§ **Your instructions**: Return the data below unchanged. Drop any pictures.

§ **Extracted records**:
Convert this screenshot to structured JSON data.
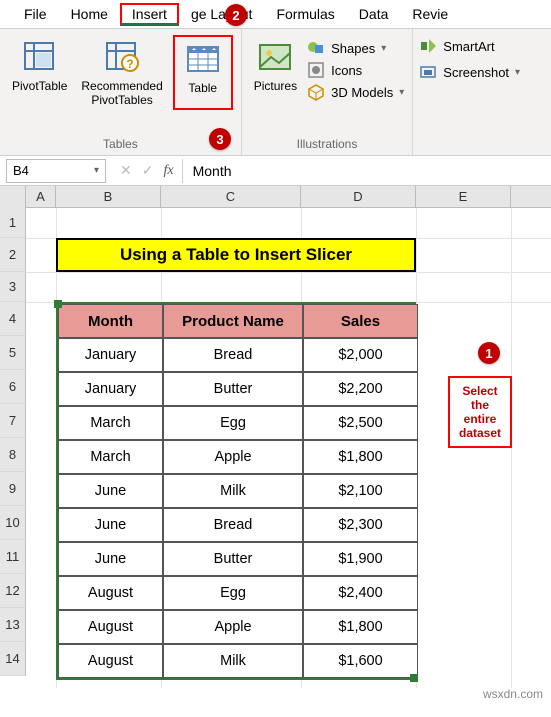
{
  "ribbon": {
    "tabs": [
      "File",
      "Home",
      "Insert",
      "Page Layout",
      "Formulas",
      "Data",
      "Review"
    ],
    "active_tab": "Insert",
    "groups": {
      "tables": {
        "label": "Tables",
        "pivot": "PivotTable",
        "recommended": "Recommended\nPivotTables",
        "table": "Table"
      },
      "illustrations": {
        "label": "Illustrations",
        "pictures": "Pictures",
        "shapes": "Shapes",
        "icons": "Icons",
        "models": "3D Models"
      },
      "side": {
        "smartart": "SmartArt",
        "screenshot": "Screenshot"
      }
    }
  },
  "namebox": {
    "value": "B4"
  },
  "formula_bar": {
    "value": "Month"
  },
  "columns": [
    "A",
    "B",
    "C",
    "D",
    "E"
  ],
  "row_numbers": [
    "1",
    "2",
    "3",
    "4",
    "5",
    "6",
    "7",
    "8",
    "9",
    "10",
    "11",
    "12",
    "13",
    "14"
  ],
  "title": "Using a Table to Insert Slicer",
  "table": {
    "headers": [
      "Month",
      "Product Name",
      "Sales"
    ],
    "rows": [
      [
        "January",
        "Bread",
        "$2,000"
      ],
      [
        "January",
        "Butter",
        "$2,200"
      ],
      [
        "March",
        "Egg",
        "$2,500"
      ],
      [
        "March",
        "Apple",
        "$1,800"
      ],
      [
        "June",
        "Milk",
        "$2,100"
      ],
      [
        "June",
        "Bread",
        "$2,300"
      ],
      [
        "June",
        "Butter",
        "$1,900"
      ],
      [
        "August",
        "Egg",
        "$2,400"
      ],
      [
        "August",
        "Apple",
        "$1,800"
      ],
      [
        "August",
        "Milk",
        "$1,600"
      ]
    ]
  },
  "badges": {
    "b1": "1",
    "b2": "2",
    "b3": "3"
  },
  "annotation": "Select the entire dataset",
  "watermark": "wsxdn.com"
}
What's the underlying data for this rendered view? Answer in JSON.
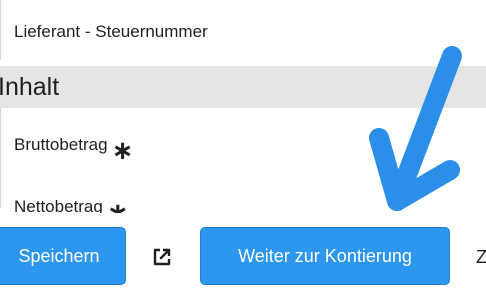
{
  "fields": {
    "supplier_tax_label": "Lieferant - Steuernummer",
    "gross_label": "Bruttobetrag",
    "net_label": "Nettobetrag",
    "required_mark": "∗"
  },
  "section": {
    "title": "Inhalt"
  },
  "footer": {
    "save_label": "Speichern",
    "next_label": "Weiter zur Kontierung",
    "truncated_label": "Z"
  },
  "colors": {
    "primary": "#2d96ee",
    "section_bg": "#e5e5e5",
    "arrow": "#2b8fe9"
  },
  "icons": {
    "external": "external-link-icon",
    "annotation": "arrow-annotation"
  }
}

§ **Written reply**:
Convert this screenshot to structured JSON data.
{
  "ribbon": {
    "tabs": [
      "File",
      "Home",
      "Insert",
      "Page Layout",
      "Formulas",
      "Data",
      "Review"
    ],
    "active_tab": "Insert",
    "groups": {
      "tables": {
        "label": "Tables",
        "pivot": "PivotTable",
        "recommended": "Recommended\nPivotTables",
        "table": "Table"
      },
      "illustrations": {
        "label": "Illustrations",
        "pictures": "Pictures",
        "shapes": "Shapes",
        "icons": "Icons",
        "models": "3D Models"
      },
      "side": {
        "smartart": "SmartArt",
        "screenshot": "Screenshot"
      }
    }
  },
  "namebox": {
    "value": "B4"
  },
  "formula_bar": {
    "value": "Month"
  },
  "columns": [
    "A",
    "B",
    "C",
    "D",
    "E"
  ],
  "row_numbers": [
    "1",
    "2",
    "3",
    "4",
    "5",
    "6",
    "7",
    "8",
    "9",
    "10",
    "11",
    "12",
    "13",
    "14"
  ],
  "title": "Using a Table to Insert Slicer",
  "table": {
    "headers": [
      "Month",
      "Product Name",
      "Sales"
    ],
    "rows": [
      [
        "January",
        "Bread",
        "$2,000"
      ],
      [
        "January",
        "Butter",
        "$2,200"
      ],
      [
        "March",
        "Egg",
        "$2,500"
      ],
      [
        "March",
        "Apple",
        "$1,800"
      ],
      [
        "June",
        "Milk",
        "$2,100"
      ],
      [
        "June",
        "Bread",
        "$2,300"
      ],
      [
        "June",
        "Butter",
        "$1,900"
      ],
      [
        "August",
        "Egg",
        "$2,400"
      ],
      [
        "August",
        "Apple",
        "$1,800"
      ],
      [
        "August",
        "Milk",
        "$1,600"
      ]
    ]
  },
  "badges": {
    "b1": "1",
    "b2": "2",
    "b3": "3"
  },
  "annotation": "Select the entire dataset",
  "watermark": "wsxdn.com"
}
What's the underlying data for this rendered view? Answer in JSON.
{
  "fields": {
    "supplier_tax_label": "Lieferant - Steuernummer",
    "gross_label": "Bruttobetrag",
    "net_label": "Nettobetrag",
    "required_mark": "∗"
  },
  "section": {
    "title": "Inhalt"
  },
  "footer": {
    "save_label": "Speichern",
    "next_label": "Weiter zur Kontierung",
    "truncated_label": "Z"
  },
  "colors": {
    "primary": "#2d96ee",
    "section_bg": "#e5e5e5",
    "arrow": "#2b8fe9"
  },
  "icons": {
    "external": "external-link-icon",
    "annotation": "arrow-annotation"
  }
}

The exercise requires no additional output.